### Task goal
In full and without error, repeat the entries below.

### Entries shown
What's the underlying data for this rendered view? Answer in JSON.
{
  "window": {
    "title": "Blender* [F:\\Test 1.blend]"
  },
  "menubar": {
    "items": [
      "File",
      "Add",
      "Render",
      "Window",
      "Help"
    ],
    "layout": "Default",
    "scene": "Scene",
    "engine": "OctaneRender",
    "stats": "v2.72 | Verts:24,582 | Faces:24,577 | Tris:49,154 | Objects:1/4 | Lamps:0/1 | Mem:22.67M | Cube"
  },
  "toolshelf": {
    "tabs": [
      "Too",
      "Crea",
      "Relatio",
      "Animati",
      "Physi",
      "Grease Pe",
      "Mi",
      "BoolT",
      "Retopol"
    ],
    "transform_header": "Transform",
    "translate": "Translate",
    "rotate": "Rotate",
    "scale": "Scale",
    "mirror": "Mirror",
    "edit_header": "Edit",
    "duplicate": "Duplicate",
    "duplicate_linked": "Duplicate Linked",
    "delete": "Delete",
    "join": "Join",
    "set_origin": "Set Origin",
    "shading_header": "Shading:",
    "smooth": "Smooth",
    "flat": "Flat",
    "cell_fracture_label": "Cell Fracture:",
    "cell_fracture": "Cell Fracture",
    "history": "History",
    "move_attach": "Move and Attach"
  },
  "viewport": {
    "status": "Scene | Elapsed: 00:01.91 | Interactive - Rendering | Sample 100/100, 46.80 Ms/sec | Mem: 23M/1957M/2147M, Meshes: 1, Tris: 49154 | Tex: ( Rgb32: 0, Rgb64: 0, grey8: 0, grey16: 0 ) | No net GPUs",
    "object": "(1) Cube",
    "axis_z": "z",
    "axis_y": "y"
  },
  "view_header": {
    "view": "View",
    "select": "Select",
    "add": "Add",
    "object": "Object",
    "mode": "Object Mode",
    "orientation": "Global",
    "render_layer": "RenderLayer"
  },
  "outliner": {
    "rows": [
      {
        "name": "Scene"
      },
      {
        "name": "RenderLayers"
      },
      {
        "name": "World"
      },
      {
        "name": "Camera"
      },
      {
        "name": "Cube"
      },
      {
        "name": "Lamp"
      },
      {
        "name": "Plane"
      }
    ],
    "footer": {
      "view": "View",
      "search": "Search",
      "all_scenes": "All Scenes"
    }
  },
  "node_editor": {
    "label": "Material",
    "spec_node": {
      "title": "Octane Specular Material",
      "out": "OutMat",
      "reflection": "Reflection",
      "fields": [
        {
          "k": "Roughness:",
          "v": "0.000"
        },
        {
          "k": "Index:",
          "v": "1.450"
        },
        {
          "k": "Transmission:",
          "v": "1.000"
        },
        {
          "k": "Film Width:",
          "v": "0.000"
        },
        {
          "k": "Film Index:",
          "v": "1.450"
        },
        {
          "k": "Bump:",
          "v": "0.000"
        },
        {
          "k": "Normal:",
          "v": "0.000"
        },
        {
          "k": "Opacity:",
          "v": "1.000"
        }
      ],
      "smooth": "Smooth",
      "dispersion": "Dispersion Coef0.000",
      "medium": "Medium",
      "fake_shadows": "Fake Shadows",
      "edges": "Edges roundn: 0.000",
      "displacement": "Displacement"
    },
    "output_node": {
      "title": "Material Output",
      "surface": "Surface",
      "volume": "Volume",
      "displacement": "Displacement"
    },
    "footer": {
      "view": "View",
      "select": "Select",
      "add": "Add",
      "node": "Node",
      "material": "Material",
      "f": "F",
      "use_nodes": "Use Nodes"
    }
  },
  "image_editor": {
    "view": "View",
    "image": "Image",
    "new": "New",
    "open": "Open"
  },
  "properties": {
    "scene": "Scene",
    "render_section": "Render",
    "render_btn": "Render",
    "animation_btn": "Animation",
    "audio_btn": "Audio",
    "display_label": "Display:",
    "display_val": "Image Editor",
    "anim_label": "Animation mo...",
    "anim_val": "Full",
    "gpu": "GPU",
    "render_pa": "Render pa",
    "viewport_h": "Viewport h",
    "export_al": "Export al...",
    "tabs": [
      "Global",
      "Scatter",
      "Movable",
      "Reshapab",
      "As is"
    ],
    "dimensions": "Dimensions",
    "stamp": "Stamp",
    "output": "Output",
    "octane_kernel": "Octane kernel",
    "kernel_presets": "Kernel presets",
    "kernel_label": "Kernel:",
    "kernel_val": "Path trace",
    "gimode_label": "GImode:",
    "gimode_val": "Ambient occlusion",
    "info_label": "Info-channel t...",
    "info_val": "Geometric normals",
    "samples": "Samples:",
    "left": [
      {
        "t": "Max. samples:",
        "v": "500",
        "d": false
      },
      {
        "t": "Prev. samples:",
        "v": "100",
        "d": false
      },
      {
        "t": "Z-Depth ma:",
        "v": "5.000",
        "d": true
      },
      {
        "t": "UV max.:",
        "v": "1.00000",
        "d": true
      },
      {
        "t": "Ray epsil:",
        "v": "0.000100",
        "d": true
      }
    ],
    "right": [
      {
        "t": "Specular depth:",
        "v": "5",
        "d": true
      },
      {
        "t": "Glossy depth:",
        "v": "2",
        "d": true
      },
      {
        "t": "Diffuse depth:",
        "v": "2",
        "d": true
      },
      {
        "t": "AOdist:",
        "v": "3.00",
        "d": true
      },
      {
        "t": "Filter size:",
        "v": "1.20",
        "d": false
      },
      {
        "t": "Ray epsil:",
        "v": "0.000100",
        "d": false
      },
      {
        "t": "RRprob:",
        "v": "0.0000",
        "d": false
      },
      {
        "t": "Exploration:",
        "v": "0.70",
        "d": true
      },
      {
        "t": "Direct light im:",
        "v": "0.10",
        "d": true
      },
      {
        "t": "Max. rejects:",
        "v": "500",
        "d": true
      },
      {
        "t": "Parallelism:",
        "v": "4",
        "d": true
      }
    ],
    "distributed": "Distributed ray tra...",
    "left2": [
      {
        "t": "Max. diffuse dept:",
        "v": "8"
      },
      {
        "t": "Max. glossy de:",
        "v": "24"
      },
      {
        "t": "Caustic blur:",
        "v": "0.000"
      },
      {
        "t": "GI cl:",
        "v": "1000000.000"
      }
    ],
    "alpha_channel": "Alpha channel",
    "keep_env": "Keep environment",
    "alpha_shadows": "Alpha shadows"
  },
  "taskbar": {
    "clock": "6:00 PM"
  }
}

### Exercise response
What's the underlying data for this rendered view? Answer in JSON.
{
  "window": {
    "title": "Blender* [F:\\Test 1.blend]"
  },
  "menubar": {
    "items": [
      "File",
      "Add",
      "Render",
      "Window",
      "Help"
    ],
    "layout": "Default",
    "scene": "Scene",
    "engine": "OctaneRender",
    "stats": "v2.72 | Verts:24,582 | Faces:24,577 | Tris:49,154 | Objects:1/4 | Lamps:0/1 | Mem:22.67M | Cube"
  },
  "toolshelf": {
    "tabs": [
      "Too",
      "Crea",
      "Relatio",
      "Animati",
      "Physi",
      "Grease Pe",
      "Mi",
      "BoolT",
      "Retopol"
    ],
    "transform_header": "Transform",
    "translate": "Translate",
    "rotate": "Rotate",
    "scale": "Scale",
    "mirror": "Mirror",
    "edit_header": "Edit",
    "duplicate": "Duplicate",
    "duplicate_linked": "Duplicate Linked",
    "delete": "Delete",
    "join": "Join",
    "set_origin": "Set Origin",
    "shading_header": "Shading:",
    "smooth": "Smooth",
    "flat": "Flat",
    "cell_fracture_label": "Cell Fracture:",
    "cell_fracture": "Cell Fracture",
    "history": "History",
    "move_attach": "Move and Attach"
  },
  "viewport": {
    "status": "Scene | Elapsed: 00:01.91 | Interactive - Rendering | Sample 100/100, 46.80 Ms/sec | Mem: 23M/1957M/2147M, Meshes: 1, Tris: 49154 | Tex: ( Rgb32: 0, Rgb64: 0, grey8: 0, grey16: 0 ) | No net GPUs",
    "object": "(1) Cube",
    "axis_z": "z",
    "axis_y": "y"
  },
  "view_header": {
    "view": "View",
    "select": "Select",
    "add": "Add",
    "object": "Object",
    "mode": "Object Mode",
    "orientation": "Global",
    "render_layer": "RenderLayer"
  },
  "outliner": {
    "rows": [
      {
        "name": "Scene"
      },
      {
        "name": "RenderLayers"
      },
      {
        "name": "World"
      },
      {
        "name": "Camera"
      },
      {
        "name": "Cube"
      },
      {
        "name": "Lamp"
      },
      {
        "name": "Plane"
      }
    ],
    "footer": {
      "view": "View",
      "search": "Search",
      "all_scenes": "All Scenes"
    }
  },
  "node_editor": {
    "label": "Material",
    "spec_node": {
      "title": "Octane Specular Material",
      "out": "OutMat",
      "reflection": "Reflection",
      "fields": [
        {
          "k": "Roughness:",
          "v": "0.000"
        },
        {
          "k": "Index:",
          "v": "1.450"
        },
        {
          "k": "Transmission:",
          "v": "1.000"
        },
        {
          "k": "Film Width:",
          "v": "0.000"
        },
        {
          "k": "Film Index:",
          "v": "1.450"
        },
        {
          "k": "Bump:",
          "v": "0.000"
        },
        {
          "k": "Normal:",
          "v": "0.000"
        },
        {
          "k": "Opacity:",
          "v": "1.000"
        }
      ],
      "smooth": "Smooth",
      "dispersion": "Dispersion Coef0.000",
      "medium": "Medium",
      "fake_shadows": "Fake Shadows",
      "edges": "Edges roundn: 0.000",
      "displacement": "Displacement"
    },
    "output_node": {
      "title": "Material Output",
      "surface": "Surface",
      "volume": "Volume",
      "displacement": "Displacement"
    },
    "footer": {
      "view": "View",
      "select": "Select",
      "add": "Add",
      "node": "Node",
      "material": "Material",
      "f": "F",
      "use_nodes": "Use Nodes"
    }
  },
  "image_editor": {
    "view": "View",
    "image": "Image",
    "new": "New",
    "open": "Open"
  },
  "properties": {
    "scene": "Scene",
    "render_section": "Render",
    "render_btn": "Render",
    "animation_btn": "Animation",
    "audio_btn": "Audio",
    "display_label": "Display:",
    "display_val": "Image Editor",
    "anim_label": "Animation mo...",
    "anim_val": "Full",
    "gpu": "GPU",
    "render_pa": "Render pa",
    "viewport_h": "Viewport h",
    "export_al": "Export al...",
    "tabs": [
      "Global",
      "Scatter",
      "Movable",
      "Reshapab",
      "As is"
    ],
    "dimensions": "Dimensions",
    "stamp": "Stamp",
    "output": "Output",
    "octane_kernel": "Octane kernel",
    "kernel_presets": "Kernel presets",
    "kernel_label": "Kernel:",
    "kernel_val": "Path trace",
    "gimode_label": "GImode:",
    "gimode_val": "Ambient occlusion",
    "info_label": "Info-channel t...",
    "info_val": "Geometric normals",
    "samples": "Samples:",
    "left": [
      {
        "t": "Max. samples:",
        "v": "500",
        "d": false
      },
      {
        "t": "Prev. samples:",
        "v": "100",
        "d": false
      },
      {
        "t": "Z-Depth ma:",
        "v": "5.000",
        "d": true
      },
      {
        "t": "UV max.:",
        "v": "1.00000",
        "d": true
      },
      {
        "t": "Ray epsil:",
        "v": "0.000100",
        "d": true
      }
    ],
    "right": [
      {
        "t": "Specular depth:",
        "v": "5",
        "d": true
      },
      {
        "t": "Glossy depth:",
        "v": "2",
        "d": true
      },
      {
        "t": "Diffuse depth:",
        "v": "2",
        "d": true
      },
      {
        "t": "AOdist:",
        "v": "3.00",
        "d": true
      },
      {
        "t": "Filter size:",
        "v": "1.20",
        "d": false
      },
      {
        "t": "Ray epsil:",
        "v": "0.000100",
        "d": false
      },
      {
        "t": "RRprob:",
        "v": "0.0000",
        "d": false
      },
      {
        "t": "Exploration:",
        "v": "0.70",
        "d": true
      },
      {
        "t": "Direct light im:",
        "v": "0.10",
        "d": true
      },
      {
        "t": "Max. rejects:",
        "v": "500",
        "d": true
      },
      {
        "t": "Parallelism:",
        "v": "4",
        "d": true
      }
    ],
    "distributed": "Distributed ray tra...",
    "left2": [
      {
        "t": "Max. diffuse dept:",
        "v": "8"
      },
      {
        "t": "Max. glossy de:",
        "v": "24"
      },
      {
        "t": "Caustic blur:",
        "v": "0.000"
      },
      {
        "t": "GI cl:",
        "v": "1000000.000"
      }
    ],
    "alpha_channel": "Alpha channel",
    "keep_env": "Keep environment",
    "alpha_shadows": "Alpha shadows"
  },
  "taskbar": {
    "clock": "6:00 PM"
  }
}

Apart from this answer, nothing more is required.